◆ PROBLEM
Your answer is the listing, printed exactly as given.

◆ RECORDED INFORMATION
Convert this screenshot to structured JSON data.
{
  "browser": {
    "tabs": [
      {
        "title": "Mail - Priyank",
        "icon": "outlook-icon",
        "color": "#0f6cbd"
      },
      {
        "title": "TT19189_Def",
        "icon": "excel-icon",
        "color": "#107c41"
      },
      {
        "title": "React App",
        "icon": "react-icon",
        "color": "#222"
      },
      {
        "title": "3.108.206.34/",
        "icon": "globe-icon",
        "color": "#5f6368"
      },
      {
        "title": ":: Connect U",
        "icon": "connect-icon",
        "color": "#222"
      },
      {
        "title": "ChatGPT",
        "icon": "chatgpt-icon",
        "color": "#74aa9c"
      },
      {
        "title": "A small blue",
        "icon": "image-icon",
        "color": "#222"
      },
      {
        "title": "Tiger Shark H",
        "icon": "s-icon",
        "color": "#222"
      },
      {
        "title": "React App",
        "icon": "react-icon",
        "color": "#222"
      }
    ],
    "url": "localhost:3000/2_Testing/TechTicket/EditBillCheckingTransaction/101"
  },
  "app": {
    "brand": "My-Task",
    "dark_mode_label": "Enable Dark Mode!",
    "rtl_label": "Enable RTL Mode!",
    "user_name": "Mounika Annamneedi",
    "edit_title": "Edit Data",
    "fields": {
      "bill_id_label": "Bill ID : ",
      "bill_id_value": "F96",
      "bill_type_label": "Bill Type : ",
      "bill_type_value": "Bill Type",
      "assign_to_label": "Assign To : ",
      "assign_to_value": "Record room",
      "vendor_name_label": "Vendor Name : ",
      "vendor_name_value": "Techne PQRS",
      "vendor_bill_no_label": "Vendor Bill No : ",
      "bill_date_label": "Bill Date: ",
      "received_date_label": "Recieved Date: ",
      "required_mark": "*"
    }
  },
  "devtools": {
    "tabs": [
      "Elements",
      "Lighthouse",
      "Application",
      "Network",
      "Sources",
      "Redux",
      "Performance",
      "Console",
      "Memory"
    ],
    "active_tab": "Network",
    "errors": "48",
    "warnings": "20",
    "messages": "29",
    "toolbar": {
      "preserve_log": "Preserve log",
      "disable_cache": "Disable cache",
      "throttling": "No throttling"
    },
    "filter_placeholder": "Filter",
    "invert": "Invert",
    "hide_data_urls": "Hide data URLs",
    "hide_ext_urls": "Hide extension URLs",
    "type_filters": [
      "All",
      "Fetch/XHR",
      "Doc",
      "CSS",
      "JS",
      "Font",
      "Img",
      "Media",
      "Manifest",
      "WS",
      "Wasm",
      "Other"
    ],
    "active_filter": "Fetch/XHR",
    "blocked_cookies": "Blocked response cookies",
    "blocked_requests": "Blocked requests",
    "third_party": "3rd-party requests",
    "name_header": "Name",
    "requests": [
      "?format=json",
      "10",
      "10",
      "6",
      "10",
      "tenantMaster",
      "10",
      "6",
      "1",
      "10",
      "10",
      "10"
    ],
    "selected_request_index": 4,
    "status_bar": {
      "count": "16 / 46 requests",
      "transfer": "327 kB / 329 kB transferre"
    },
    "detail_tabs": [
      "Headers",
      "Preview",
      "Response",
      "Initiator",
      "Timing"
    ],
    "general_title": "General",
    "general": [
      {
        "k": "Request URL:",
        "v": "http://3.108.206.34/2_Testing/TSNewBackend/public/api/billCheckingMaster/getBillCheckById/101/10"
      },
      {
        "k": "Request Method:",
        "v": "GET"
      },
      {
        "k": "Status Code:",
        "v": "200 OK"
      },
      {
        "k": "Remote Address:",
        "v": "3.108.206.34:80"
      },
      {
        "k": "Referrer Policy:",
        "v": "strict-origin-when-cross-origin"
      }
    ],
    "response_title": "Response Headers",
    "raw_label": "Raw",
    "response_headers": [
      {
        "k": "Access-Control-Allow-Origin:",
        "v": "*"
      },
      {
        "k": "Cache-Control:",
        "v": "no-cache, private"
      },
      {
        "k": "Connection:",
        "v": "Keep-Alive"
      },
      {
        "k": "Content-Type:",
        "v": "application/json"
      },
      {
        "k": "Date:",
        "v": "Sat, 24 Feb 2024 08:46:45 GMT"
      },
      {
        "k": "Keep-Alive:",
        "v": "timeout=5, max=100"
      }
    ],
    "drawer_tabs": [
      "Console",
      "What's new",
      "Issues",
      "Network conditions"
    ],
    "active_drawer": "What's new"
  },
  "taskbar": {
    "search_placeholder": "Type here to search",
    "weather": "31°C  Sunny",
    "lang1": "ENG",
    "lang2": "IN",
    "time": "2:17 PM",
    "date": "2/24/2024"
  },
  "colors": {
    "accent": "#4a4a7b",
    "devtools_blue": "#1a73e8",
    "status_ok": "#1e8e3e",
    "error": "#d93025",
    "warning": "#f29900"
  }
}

◆ COMPLETED EXERCISE
Convert this screenshot to structured JSON data.
{
  "browser": {
    "tabs": [
      {
        "title": "Mail - Priyank",
        "icon": "outlook-icon",
        "color": "#0f6cbd"
      },
      {
        "title": "TT19189_Def",
        "icon": "excel-icon",
        "color": "#107c41"
      },
      {
        "title": "React App",
        "icon": "react-icon",
        "color": "#222"
      },
      {
        "title": "3.108.206.34/",
        "icon": "globe-icon",
        "color": "#5f6368"
      },
      {
        "title": ":: Connect U",
        "icon": "connect-icon",
        "color": "#222"
      },
      {
        "title": "ChatGPT",
        "icon": "chatgpt-icon",
        "color": "#74aa9c"
      },
      {
        "title": "A small blue",
        "icon": "image-icon",
        "color": "#222"
      },
      {
        "title": "Tiger Shark H",
        "icon": "s-icon",
        "color": "#222"
      },
      {
        "title": "React App",
        "icon": "react-icon",
        "color": "#222"
      }
    ],
    "url": "localhost:3000/2_Testing/TechTicket/EditBillCheckingTransaction/101"
  },
  "app": {
    "brand": "My-Task",
    "dark_mode_label": "Enable Dark Mode!",
    "rtl_label": "Enable RTL Mode!",
    "user_name": "Mounika Annamneedi",
    "edit_title": "Edit Data",
    "fields": {
      "bill_id_label": "Bill ID : ",
      "bill_id_value": "F96",
      "bill_type_label": "Bill Type : ",
      "bill_type_value": "Bill Type",
      "assign_to_label": "Assign To : ",
      "assign_to_value": "Record room",
      "vendor_name_label": "Vendor Name : ",
      "vendor_name_value": "Techne PQRS",
      "vendor_bill_no_label": "Vendor Bill No : ",
      "bill_date_label": "Bill Date: ",
      "received_date_label": "Recieved Date: ",
      "required_mark": "*"
    }
  },
  "devtools": {
    "tabs": [
      "Elements",
      "Lighthouse",
      "Application",
      "Network",
      "Sources",
      "Redux",
      "Performance",
      "Console",
      "Memory"
    ],
    "active_tab": "Network",
    "errors": "48",
    "warnings": "20",
    "messages": "29",
    "toolbar": {
      "preserve_log": "Preserve log",
      "disable_cache": "Disable cache",
      "throttling": "No throttling"
    },
    "filter_placeholder": "Filter",
    "invert": "Invert",
    "hide_data_urls": "Hide data URLs",
    "hide_ext_urls": "Hide extension URLs",
    "type_filters": [
      "All",
      "Fetch/XHR",
      "Doc",
      "CSS",
      "JS",
      "Font",
      "Img",
      "Media",
      "Manifest",
      "WS",
      "Wasm",
      "Other"
    ],
    "active_filter": "Fetch/XHR",
    "blocked_cookies": "Blocked response cookies",
    "blocked_requests": "Blocked requests",
    "third_party": "3rd-party requests",
    "name_header": "Name",
    "requests": [
      "?format=json",
      "10",
      "10",
      "6",
      "10",
      "tenantMaster",
      "10",
      "6",
      "1",
      "10",
      "10",
      "10"
    ],
    "selected_request_index": 4,
    "status_bar": {
      "count": "16 / 46 requests",
      "transfer": "327 kB / 329 kB transferre"
    },
    "detail_tabs": [
      "Headers",
      "Preview",
      "Response",
      "Initiator",
      "Timing"
    ],
    "general_title": "General",
    "general": [
      {
        "k": "Request URL:",
        "v": "http://3.108.206.34/2_Testing/TSNewBackend/public/api/billCheckingMaster/getBillCheckById/101/10"
      },
      {
        "k": "Request Method:",
        "v": "GET"
      },
      {
        "k": "Status Code:",
        "v": "200 OK"
      },
      {
        "k": "Remote Address:",
        "v": "3.108.206.34:80"
      },
      {
        "k": "Referrer Policy:",
        "v": "strict-origin-when-cross-origin"
      }
    ],
    "response_title": "Response Headers",
    "raw_label": "Raw",
    "response_headers": [
      {
        "k": "Access-Control-Allow-Origin:",
        "v": "*"
      },
      {
        "k": "Cache-Control:",
        "v": "no-cache, private"
      },
      {
        "k": "Connection:",
        "v": "Keep-Alive"
      },
      {
        "k": "Content-Type:",
        "v": "application/json"
      },
      {
        "k": "Date:",
        "v": "Sat, 24 Feb 2024 08:46:45 GMT"
      },
      {
        "k": "Keep-Alive:",
        "v": "timeout=5, max=100"
      }
    ],
    "drawer_tabs": [
      "Console",
      "What's new",
      "Issues",
      "Network conditions"
    ],
    "active_drawer": "What's new"
  },
  "taskbar": {
    "search_placeholder": "Type here to search",
    "weather": "31°C  Sunny",
    "lang1": "ENG",
    "lang2": "IN",
    "time": "2:17 PM",
    "date": "2/24/2024"
  },
  "colors": {
    "accent": "#4a4a7b",
    "devtools_blue": "#1a73e8",
    "status_ok": "#1e8e3e",
    "error": "#d93025",
    "warning": "#f29900"
  }
}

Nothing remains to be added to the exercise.